Cons: Some weak moments and predictability, though the positives outweigh the negatives.
Farce seems to have gone out of fashion recently; an occasional production will hark back to Alan Ayckbourn or Michael Frayn but ‘serious’ theatregoers often look down on the genre as lightweight. It conjures up images of village hall amateur dramatics and lots of ‘oops vicar, I’ve lost my trousers’. So putting on a new farce could be perceived as a daunting prospect and a public relations conundrum.
Never Mind the Botox combines the best of traditional farce with an up-to-date subject, i.e., our ever-increasing love affair with youth and physical perfection. Once the preserve of the rich and famous, cosmetic procedures are now commonplace and something that can be done in your lunchtime or at a botox party. We’ve all witnessed the wreckage of surgery that’s gone wrong and yet it doesn’t deter us in our belief that if we look perfect we will lead perfect lives.
A low-rent cosmetic surgery clinic provides the perfect setting for a modern comedy of errors. The cast of characters, who are all linked in one way or another, run the gamut of face lifts, botox, hair transplants, liposuction, boob jobs and penis extensions. The patients are presided over by Dr Longadonga (Mike Goodenough), whose drunken operating scene is a piece of comic perfection. He is aided and abetted by his wife/anaesthesiologist Christina (Liza Callinicos), who has the financial morals of a cheap airline and could give Lady Macbeth a run for her money.
There are some weak spots – some predictable scenarios, the final appearance of Bob was a bit of a let-down, as was the new business plan at the end – but on the whole the show provides an evening of pretty solid and silly entertainment. The basic stage set was adequate with a cleverly transforming sofa/operating table; the wall-mounted tv screen playing commercials promoting the clinic with hysterical ‘before’ and ‘after’ shots was an effective way of distracting and entertaining the audience whilst the set was changed.

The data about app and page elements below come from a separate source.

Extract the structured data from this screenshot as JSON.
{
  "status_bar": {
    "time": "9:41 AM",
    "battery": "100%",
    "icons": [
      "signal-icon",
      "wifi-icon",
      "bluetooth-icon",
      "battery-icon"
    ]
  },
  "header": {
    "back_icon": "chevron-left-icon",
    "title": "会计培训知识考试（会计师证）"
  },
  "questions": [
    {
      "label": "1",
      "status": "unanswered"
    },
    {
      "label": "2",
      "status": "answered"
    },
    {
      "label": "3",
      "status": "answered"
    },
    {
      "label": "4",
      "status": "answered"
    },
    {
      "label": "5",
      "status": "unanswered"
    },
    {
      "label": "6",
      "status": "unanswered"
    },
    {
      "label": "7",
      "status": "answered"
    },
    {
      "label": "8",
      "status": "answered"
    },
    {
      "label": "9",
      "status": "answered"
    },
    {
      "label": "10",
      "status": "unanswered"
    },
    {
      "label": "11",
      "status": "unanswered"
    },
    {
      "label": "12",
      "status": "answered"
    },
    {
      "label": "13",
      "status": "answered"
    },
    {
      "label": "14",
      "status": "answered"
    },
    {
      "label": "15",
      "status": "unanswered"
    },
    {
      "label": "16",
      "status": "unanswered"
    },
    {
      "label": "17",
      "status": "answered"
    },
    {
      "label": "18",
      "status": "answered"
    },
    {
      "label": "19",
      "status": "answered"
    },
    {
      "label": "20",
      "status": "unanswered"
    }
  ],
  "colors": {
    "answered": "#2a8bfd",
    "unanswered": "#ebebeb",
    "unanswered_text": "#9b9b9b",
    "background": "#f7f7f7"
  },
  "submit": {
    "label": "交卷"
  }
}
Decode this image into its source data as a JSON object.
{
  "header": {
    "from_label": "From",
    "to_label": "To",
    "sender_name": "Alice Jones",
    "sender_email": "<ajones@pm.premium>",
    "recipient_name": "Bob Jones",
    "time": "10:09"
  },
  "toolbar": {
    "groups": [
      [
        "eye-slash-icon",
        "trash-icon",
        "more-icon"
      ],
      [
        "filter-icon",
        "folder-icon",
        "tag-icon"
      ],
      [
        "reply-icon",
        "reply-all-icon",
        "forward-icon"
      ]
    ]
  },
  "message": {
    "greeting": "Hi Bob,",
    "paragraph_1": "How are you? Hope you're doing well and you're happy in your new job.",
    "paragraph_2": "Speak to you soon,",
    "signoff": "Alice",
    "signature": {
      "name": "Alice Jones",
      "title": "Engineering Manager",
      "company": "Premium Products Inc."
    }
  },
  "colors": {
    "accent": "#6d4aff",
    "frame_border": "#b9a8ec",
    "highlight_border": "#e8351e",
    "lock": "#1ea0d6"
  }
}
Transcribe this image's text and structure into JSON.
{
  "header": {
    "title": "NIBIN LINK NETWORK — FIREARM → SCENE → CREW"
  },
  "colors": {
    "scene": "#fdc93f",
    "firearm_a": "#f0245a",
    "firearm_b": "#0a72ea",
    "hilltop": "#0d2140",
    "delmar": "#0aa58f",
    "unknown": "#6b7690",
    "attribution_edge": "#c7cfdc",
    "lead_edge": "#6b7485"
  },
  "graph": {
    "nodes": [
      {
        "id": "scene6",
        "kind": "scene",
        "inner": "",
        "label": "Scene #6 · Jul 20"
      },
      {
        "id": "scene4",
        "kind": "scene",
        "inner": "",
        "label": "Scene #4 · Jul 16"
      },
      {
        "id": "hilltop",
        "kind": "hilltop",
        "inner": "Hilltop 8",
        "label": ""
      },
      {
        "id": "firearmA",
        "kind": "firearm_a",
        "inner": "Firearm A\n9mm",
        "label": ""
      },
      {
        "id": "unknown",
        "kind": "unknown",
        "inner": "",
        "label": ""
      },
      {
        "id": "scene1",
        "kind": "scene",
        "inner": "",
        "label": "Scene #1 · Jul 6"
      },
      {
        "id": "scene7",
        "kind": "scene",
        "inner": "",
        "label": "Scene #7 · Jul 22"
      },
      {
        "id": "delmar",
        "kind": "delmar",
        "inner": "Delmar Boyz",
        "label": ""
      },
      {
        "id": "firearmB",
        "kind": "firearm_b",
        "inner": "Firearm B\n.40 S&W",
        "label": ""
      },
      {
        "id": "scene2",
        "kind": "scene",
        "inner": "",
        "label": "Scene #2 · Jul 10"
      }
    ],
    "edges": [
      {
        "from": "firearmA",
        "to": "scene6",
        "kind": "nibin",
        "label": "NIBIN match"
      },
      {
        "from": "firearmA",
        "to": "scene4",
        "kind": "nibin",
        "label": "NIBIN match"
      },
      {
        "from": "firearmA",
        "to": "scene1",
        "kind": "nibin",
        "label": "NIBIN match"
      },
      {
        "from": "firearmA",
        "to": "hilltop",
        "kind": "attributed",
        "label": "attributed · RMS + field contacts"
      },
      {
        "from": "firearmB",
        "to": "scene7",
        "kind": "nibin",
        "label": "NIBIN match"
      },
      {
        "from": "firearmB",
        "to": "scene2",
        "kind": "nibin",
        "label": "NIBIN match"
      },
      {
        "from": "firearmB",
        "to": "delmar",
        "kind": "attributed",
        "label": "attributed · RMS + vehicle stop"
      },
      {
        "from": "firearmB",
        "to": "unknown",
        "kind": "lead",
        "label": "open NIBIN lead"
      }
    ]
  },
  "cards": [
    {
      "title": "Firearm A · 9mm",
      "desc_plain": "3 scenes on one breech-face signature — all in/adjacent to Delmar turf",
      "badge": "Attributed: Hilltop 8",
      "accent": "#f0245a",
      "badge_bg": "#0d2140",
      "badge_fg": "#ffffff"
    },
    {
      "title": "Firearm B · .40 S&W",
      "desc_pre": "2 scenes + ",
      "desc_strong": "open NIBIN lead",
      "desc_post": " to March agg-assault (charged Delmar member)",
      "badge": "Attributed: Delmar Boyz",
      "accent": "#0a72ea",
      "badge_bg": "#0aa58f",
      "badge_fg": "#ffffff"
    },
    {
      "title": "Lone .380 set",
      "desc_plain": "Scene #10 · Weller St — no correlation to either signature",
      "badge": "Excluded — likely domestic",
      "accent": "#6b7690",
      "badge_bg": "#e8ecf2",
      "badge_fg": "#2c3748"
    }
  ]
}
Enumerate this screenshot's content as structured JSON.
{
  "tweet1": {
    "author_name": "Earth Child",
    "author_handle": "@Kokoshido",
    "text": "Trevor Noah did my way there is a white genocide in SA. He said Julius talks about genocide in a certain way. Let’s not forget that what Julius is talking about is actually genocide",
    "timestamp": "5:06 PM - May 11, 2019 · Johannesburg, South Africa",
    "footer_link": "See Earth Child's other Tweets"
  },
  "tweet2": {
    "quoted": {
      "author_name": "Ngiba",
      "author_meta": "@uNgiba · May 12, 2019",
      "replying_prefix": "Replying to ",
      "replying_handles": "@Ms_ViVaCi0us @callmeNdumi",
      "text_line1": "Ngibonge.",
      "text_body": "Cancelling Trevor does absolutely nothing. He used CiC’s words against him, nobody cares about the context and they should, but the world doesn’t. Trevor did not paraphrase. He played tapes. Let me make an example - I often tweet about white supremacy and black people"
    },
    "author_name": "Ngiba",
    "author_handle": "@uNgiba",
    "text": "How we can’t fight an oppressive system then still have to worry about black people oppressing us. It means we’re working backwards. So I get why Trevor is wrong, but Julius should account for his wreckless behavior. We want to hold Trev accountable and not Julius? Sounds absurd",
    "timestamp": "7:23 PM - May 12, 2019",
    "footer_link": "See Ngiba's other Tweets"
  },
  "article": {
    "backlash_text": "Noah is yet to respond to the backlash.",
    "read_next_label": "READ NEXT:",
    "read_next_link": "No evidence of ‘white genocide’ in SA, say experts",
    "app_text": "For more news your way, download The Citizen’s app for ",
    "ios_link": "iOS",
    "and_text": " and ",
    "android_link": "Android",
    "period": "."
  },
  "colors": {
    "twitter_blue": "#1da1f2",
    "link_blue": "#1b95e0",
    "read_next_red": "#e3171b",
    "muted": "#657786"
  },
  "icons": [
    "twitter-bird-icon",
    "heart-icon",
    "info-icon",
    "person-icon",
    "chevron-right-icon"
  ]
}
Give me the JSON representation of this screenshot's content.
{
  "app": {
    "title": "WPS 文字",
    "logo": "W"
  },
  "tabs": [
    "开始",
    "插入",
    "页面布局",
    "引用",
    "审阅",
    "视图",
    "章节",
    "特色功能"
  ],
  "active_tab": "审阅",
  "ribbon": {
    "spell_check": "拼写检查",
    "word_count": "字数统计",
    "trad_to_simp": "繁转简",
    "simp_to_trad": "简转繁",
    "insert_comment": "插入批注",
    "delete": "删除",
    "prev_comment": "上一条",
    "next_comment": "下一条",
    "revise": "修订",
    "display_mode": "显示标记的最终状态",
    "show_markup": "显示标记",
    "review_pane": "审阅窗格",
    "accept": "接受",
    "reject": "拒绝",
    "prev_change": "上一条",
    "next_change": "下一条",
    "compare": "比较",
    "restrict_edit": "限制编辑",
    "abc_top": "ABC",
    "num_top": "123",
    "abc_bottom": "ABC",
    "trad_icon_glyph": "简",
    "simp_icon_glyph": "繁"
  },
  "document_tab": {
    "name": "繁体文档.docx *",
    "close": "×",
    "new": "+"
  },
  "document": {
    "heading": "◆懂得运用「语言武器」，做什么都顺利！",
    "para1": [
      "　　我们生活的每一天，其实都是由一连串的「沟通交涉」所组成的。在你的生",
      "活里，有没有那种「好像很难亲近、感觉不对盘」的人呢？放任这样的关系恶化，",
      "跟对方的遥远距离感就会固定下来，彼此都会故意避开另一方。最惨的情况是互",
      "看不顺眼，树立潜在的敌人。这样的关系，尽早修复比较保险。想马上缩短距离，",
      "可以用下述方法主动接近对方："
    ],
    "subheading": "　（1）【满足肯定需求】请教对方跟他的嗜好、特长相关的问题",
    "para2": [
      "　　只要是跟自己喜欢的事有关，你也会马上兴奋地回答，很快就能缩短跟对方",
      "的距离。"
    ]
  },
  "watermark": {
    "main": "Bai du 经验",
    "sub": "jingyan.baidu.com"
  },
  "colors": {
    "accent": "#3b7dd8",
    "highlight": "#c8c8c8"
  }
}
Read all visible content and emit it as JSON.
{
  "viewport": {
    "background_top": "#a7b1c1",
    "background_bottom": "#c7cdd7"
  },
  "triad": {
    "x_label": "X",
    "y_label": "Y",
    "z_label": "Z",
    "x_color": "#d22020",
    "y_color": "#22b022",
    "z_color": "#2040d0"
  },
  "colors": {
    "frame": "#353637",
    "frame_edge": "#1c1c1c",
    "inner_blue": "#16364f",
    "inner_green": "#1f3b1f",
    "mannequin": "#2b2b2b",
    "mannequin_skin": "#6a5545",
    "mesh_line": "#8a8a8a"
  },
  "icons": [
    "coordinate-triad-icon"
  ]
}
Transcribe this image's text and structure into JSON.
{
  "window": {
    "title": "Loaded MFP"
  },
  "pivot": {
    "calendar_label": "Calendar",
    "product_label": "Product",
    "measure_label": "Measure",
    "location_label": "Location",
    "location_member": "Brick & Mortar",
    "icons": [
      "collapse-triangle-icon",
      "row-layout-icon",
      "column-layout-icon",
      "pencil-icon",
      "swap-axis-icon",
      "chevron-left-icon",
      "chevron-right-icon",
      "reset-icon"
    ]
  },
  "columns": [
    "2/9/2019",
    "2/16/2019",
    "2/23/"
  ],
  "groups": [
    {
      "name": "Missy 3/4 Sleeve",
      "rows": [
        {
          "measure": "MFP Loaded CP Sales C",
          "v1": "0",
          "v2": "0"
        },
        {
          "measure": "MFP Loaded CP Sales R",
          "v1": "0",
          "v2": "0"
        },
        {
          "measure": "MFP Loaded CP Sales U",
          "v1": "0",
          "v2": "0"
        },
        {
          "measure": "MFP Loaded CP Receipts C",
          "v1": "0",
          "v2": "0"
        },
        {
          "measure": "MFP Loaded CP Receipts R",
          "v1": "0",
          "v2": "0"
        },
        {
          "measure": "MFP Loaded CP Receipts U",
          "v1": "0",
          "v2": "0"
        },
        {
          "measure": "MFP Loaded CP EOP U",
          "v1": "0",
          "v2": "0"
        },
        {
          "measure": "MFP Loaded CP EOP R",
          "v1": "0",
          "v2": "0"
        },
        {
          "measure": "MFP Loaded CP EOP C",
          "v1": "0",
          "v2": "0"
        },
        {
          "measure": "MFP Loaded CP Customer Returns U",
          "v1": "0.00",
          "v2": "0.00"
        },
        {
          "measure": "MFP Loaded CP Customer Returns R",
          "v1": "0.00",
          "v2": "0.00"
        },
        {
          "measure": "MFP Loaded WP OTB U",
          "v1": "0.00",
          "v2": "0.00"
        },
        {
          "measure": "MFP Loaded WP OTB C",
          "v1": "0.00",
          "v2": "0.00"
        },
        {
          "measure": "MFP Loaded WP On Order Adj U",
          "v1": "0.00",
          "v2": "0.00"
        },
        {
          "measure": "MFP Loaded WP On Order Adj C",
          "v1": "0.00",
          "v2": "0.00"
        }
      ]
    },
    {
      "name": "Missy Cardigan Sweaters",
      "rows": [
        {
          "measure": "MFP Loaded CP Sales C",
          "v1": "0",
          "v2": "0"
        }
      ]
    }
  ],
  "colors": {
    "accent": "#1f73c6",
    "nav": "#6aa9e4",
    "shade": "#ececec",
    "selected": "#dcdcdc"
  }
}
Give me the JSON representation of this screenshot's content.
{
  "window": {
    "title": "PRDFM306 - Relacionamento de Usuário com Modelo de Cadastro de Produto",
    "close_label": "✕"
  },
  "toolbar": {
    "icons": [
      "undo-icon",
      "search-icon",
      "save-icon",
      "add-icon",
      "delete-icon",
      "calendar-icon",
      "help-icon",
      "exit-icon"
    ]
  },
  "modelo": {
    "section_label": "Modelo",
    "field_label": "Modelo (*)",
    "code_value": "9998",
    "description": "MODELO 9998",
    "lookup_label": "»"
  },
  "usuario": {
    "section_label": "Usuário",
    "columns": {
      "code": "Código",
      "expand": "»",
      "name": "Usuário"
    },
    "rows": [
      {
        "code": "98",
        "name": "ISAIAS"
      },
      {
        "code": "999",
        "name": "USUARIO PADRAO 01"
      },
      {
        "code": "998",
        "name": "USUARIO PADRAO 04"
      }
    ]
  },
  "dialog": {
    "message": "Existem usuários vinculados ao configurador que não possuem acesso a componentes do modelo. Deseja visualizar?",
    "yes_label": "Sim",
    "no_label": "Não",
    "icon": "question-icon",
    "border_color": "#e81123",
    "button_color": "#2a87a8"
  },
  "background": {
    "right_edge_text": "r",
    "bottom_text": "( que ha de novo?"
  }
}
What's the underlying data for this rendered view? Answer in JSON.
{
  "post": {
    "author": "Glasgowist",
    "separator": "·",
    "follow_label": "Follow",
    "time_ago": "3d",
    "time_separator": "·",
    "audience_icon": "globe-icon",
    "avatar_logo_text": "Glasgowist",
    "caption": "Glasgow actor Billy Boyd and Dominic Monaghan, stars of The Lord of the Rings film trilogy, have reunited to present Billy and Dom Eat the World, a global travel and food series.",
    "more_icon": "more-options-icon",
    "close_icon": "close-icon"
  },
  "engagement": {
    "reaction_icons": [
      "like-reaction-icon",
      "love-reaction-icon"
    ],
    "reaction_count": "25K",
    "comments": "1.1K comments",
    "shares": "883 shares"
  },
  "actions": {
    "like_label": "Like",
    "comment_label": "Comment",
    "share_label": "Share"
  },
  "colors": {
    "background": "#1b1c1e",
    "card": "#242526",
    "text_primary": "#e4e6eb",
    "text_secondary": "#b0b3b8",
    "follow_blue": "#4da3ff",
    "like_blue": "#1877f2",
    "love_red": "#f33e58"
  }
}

If you have a delicate tummy then beware the result of the hair transplant; it had a few audience members gagging in revulsion – myself included.
The cast capably worked the comedy magic and the audience were audibly appreciative. I think everyone left feeling lighter and wearing a smile. It’s often said that comedy is just as difficult, if not more so, than straight drama so I applaud the chutzpah shown here in this tribute to a traditional theatre style. Put in foodie terms, this is the comfort of fish and chips as opposed to a trendy foraged Instagram creation. Don’t knock it – and pass the mushy peas!